_WORK TO COMPLETE_. Go through the data below line by line. Give only the number of lines that contain "bayar".

__________________________________________________

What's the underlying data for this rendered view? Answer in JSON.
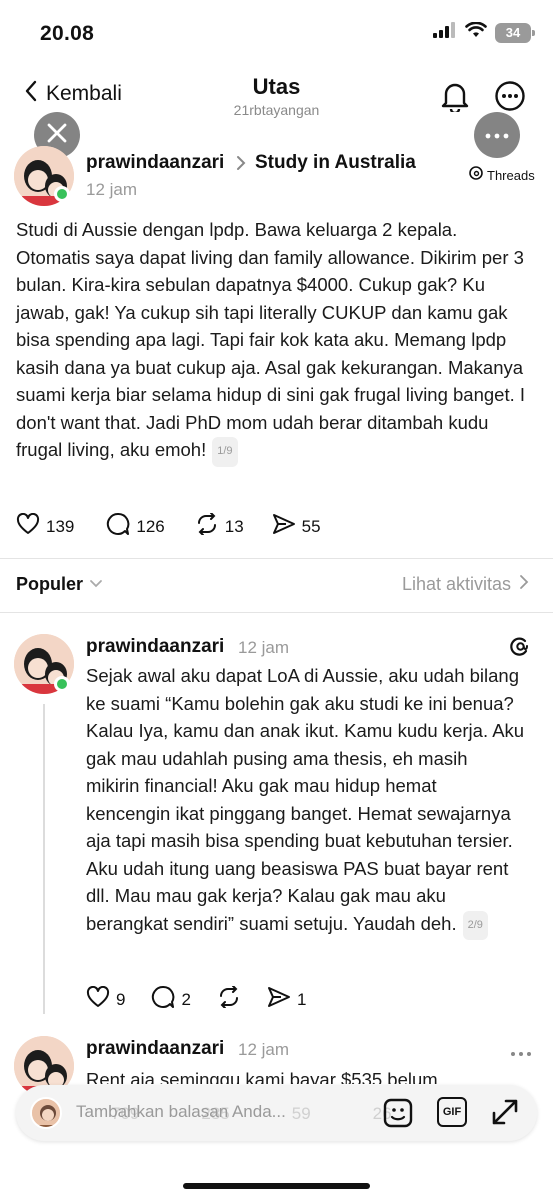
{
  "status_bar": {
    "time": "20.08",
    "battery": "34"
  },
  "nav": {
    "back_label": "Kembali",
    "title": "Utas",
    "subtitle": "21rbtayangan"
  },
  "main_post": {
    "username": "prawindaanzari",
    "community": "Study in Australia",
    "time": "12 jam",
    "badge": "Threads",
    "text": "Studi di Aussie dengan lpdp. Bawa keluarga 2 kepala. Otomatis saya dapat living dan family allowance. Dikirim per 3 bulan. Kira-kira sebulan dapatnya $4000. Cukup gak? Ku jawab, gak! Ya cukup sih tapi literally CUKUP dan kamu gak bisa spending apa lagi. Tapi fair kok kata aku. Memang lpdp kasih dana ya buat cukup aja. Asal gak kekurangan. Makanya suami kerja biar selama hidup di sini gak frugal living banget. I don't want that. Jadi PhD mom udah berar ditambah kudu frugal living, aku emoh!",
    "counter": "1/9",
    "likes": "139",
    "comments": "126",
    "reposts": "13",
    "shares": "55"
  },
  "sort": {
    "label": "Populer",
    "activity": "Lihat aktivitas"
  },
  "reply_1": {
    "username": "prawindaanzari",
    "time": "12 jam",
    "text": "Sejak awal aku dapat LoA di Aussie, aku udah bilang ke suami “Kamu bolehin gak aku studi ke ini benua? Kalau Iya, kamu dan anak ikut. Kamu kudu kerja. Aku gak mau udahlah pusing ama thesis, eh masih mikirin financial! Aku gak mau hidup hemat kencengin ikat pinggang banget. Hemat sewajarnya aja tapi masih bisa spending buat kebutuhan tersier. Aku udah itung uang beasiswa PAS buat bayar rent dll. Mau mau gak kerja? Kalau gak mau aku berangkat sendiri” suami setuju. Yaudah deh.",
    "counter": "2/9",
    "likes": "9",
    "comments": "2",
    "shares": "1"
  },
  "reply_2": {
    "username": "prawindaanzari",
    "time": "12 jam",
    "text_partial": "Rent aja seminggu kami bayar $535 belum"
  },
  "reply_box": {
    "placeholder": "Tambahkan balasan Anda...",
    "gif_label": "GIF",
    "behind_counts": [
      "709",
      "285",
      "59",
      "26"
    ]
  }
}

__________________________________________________

_TASK RESPONSE_. 2